On Sunday afternoon, Amy and I ventured to the the International District in Seattle to take a look around. After checking the bus schedule, we ran for the number 28 thinking we might miss it.. we didn’t miss it. Safely on the bus, we listened to the ambiance around us.. the lady who spoke sailor’s words, the bus driver who dutifully announced the stops to the three (including us) people who were on the bus.
As we approached the 3rd and Union stop downtown, we asked the busdriver how close to the ID we could get on this particular route to which he replied, “Get off here and transfer to the 7.” Whee! We were getting close! We stepped off the bus, checked the nearby bus schedule and, as we scanned, realized that the 7 did not only not go where we wanted to go, but did not run on Sundays at all according to the listing. No problem, we headed across the street, checked another stop for the 7.. not for 15 minutes.
Eager to keep moving, we ditched the bus, got some yummy-sweet coffee and started walking. It wasn’t far, and we arrived in the ID shortly. We knew we had arrived when we were greeted with a big smile from a stranger who apparently only knew one word in English. “hi” He repeated it three or four times. “hi” to you too mr. stranger.
We spent the next while wandering and trying to decide on a place to get some food. Perhaps Bush Gardens? Nope, doesn’t open until 5. How about this place? Um.. the place that guy just walked out of? oh.. um, nevermind. Ooh, let’s try that place.. oh wait, they don’t have food, just bubble tea. After a quick trip through Uwajimaya and a stop at the International Children’s Park, we consulted yelp on Amy’s trusty phone for some help in finding a place to eat. After walking by a few places on yelp’s list, we got disracted by the Purple Dot Cafe. As we read the menu posted outside, a girl that had just picked up her order (obviously sensing our desperation..) notified us that the food was good here, and she suggested the dim sum. She didn’t have to twist our arms.. we had looked at so many places.. some had looked yummy (and some had, well.. not) but we were unable to settle on where to get fed. The Purple Dot Cafe it is.
As we walked in, the first thing I noticed was that the decor was strangely bowling-alley-birthday-party-room-esque. Maybe it was the faded confeftti carpet, the royal purple, sunshine yellow, and silver walls, or the primary-colored chairs. Ironically, all the dots I saw were yellow. Anyways, after aquiring the dim sum menu we ordered pork shu mai and barbecue pork steamed buns. We deciced against the phoenix claws with spice (what?) and the deep fried stuffed eggplant (are you sure that’s eggplant in the picture?) As we waited for our food, the patrons a couple tables down (the only other patrons in the rather roomy dining room) entertained us with their snooty foodie rudeness. One woman insisted not to pay for an extra helping of something by pointing, shaking her finger, and saying (loudly) over and over to her server, “NO PAY.” I’m pretty sure he would have understood, “Will I be charged extra if I request more of this please?” The rude foodie continued to complain loudly throughout her entire meal..
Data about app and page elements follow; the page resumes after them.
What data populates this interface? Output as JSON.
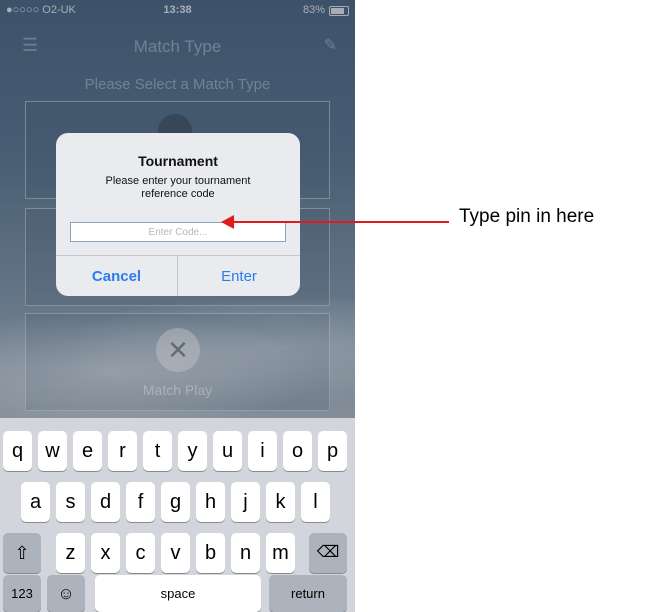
{
  "status": {
    "carrier": "●○○○○ O2-UK",
    "time": "13:38",
    "battery": "83%"
  },
  "nav": {
    "title": "Match Type"
  },
  "subtitle": "Please Select a Match Type",
  "cards": [
    {
      "label": ""
    },
    {
      "label": ""
    },
    {
      "label": "Match Play"
    }
  ],
  "alert": {
    "title": "Tournament",
    "message": "Please enter your tournament reference code",
    "input_placeholder": "Enter Code...",
    "input_value": "",
    "cancel_label": "Cancel",
    "enter_label": "Enter"
  },
  "keyboard": {
    "row1": [
      "q",
      "w",
      "e",
      "r",
      "t",
      "y",
      "u",
      "i",
      "o",
      "p"
    ],
    "row2": [
      "a",
      "s",
      "d",
      "f",
      "g",
      "h",
      "j",
      "k",
      "l"
    ],
    "row3": [
      "z",
      "x",
      "c",
      "v",
      "b",
      "n",
      "m"
    ],
    "numbers_label": "123",
    "space_label": "space",
    "return_label": "return"
  },
  "annotation": {
    "text": "Type pin in here",
    "color": "#e31a1a"
  },
  "colors": {
    "accent": "#2b7cf2"
  }
}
After a while (longer than we expected for fairly simple selections) the steamed buns arrived and were pretty straightforward. Barbecue pork in a sweet fluffy steamed bun. There were three of them, so each of us ate one and we split the third. They were warm and enjoyable. After another while the pork shu mai came. I took a healthy bite and my smile (and appetite) rapidly faded as I realized that pork shu mai is also known as shrimp-flavored-vomit-balls.
Okay, maybe I was just caught off guard.. apparently pork shu mai always has shrimp in it.. we just didn’t know. In my defense, though, Amy likes shrimp and she said these were gross too. She believed them to be fished off the bottom of the not-too-clean tanks of various (still alive) food options this establishment displayed. Upset, we looked for our waiter to walk by so we could flag him down for the check. After waiting a(nother) while, we gave up, headed to the cashier’s desk at the front, and paid for the food that we had only eaten half of.
Feeling like we needed to redeem our food experience for the afternoon, we headed to Unicorn Crepes. Displayed in the window were perfectly presented plastic replicas of each variety of crepe they offered.
There were a couple dozen sweet options, as well as some (really creepy looking) savory options.
Although funny/plastic/gross, the colorful window display was effective in luring us in, and we each ordered a crepe. Intrigued by the mysterious white orbs atop the model of the Banana Daifuku crepe (that sort of resembled eyeballs according to Amy), I ordered it. Amy chose the Banana Whip. The crepes come folded ice cream cone style so we took our portable goodies and headed back towards downtown.
Halfway through what was supposed to positively reclaim our food adventure, however, we both started to feel a little over-sugared and dumped the remainder of our treats. Hopping back on the bus, we headed back to Amy’s house. All in all, an interesting (even if culinarily disappointing) trip to the I.D.
October 8, 2008